Number of STRs received and time frame: 774: January 1 - October 31, 2014

Number of CTRs received and time frame: 8,345,729: January 1 - September 30, 2014

STR covered entities: Banks and offshore banks; credit unions; bonded warehouses; finance, factoring, and leasing companies; credit card companies, cooperatives, issuers, or payment agents; stock brokers; insurance companies; insurance brokers; independent insurance agents; Institute of Insured Mortgages; money remitters and exchanges; pawn brokers; public accountants and auditors; raffles and games of chance; nonprofit entities; dealers in precious metals and stones, motor vehicles, and art and antiquities; real estate agents; armoring services and rental of armored vehicles; providers of fiscal domicile and other corporate services

money laundering criminal Prosecutions/convictions:

Prosecutions: 33: January 1 – October 31, 2013

Convictions: 47: January 1 - October 31, 2013

Records exchange mechanism:

With U.S.: MLAT: NO Other mechanism: YES

With other governments/jurisdictions: YES

Guatemala is a member of both the Caribbean Financial Action Task Force (CFATF) and the Financial Action Task Force in Latin America (GAFILAT), FATF-style regional bodies. Its most recent mutual evaluation can be found at:

Enforcement and implementation issues and comments:

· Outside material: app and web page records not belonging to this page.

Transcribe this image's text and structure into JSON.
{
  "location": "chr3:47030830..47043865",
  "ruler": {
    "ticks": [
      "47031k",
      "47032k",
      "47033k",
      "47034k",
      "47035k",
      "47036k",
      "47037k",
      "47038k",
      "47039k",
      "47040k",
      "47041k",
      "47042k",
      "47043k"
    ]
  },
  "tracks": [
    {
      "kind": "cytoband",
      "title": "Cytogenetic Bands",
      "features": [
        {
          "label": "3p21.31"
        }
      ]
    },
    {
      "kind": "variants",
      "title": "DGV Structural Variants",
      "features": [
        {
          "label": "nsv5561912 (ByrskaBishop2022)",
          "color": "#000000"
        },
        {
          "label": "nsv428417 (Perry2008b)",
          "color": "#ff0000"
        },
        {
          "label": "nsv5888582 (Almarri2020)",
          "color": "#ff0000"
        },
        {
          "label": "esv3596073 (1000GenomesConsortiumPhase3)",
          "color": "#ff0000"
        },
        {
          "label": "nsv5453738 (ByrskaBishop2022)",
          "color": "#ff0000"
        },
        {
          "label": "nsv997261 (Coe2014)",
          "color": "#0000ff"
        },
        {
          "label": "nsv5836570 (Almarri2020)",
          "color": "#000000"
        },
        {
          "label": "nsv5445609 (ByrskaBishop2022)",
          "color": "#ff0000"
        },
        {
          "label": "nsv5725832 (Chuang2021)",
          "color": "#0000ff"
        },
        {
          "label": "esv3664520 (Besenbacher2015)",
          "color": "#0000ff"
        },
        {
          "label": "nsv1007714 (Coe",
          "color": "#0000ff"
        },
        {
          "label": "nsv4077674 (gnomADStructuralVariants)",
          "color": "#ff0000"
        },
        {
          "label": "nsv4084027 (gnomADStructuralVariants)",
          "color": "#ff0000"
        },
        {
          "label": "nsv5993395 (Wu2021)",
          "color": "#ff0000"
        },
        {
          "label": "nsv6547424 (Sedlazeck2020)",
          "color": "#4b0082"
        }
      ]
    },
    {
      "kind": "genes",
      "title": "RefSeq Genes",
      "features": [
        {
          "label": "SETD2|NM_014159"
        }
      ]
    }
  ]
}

Although staffing of the FIU, the IVE, increased over the last several years, as has the number of filed STRs, there are still relatively few convictions for money laundering, most of which are for illegal transport of cash. The limited capacity and number of both law enforcement officials and Public Ministry, i.e., the Attorney General’s office, staff may hamper these authorities from enforcing the law and successfully prosecuting more cases. Structuring of transactions to avoid cash reporting requirements is not against the law in Guatemala.

A 2011 law prevents new businesses from issuing bearer shares of stock. The law required any existing business with bearer shares to convert the shares to nominative by June 2013. According to information from the Mercantile Registry, about 97 percent of businesses that issued bearer shares prior to the entry into force of this law made the conversion to nominative shares by the June 2013 deadline. Shareholders of businesses holding bearer shares after June 2013 are not able to exercise their rights nor carry out any procedure with the Mercantile Registry.

A 2010 regulation establishes limits for cash deposits in foreign currency. According to law enforcement authorities, banks’ purchases of foreign currency declined 0.4 percent in 2013 and 9 percent during the first nine months of 2014 in relation to the same period in the previous year.

Guatemala’s AML law does not cover all designated non-financial businesses and professions (DNFBPs) included in the international standards, in particular, lawyers. Notaries are covered under the CFT law, but no implementing procedures have been adopted for them. Under the CFT law, STR filing is optional for notaries. Reportedly, covered entities expressed fear that there may be repercussions if they file reports.

The Government of Guatemala should put into force a gaming law to regulate the industry and reduce money laundering. A draft gaming law has been under review by members of Congress for the last two years, and it is unlikely action will be taken in the near term. Tipping off is not criminalized, and there is no provision to protect STR filers from liability. Guatemala should amend its AML/CFT legislation to include such provisions and to cover all applicable DNFBPs. Furthermore, Guatemala should enact its proposed gaming law.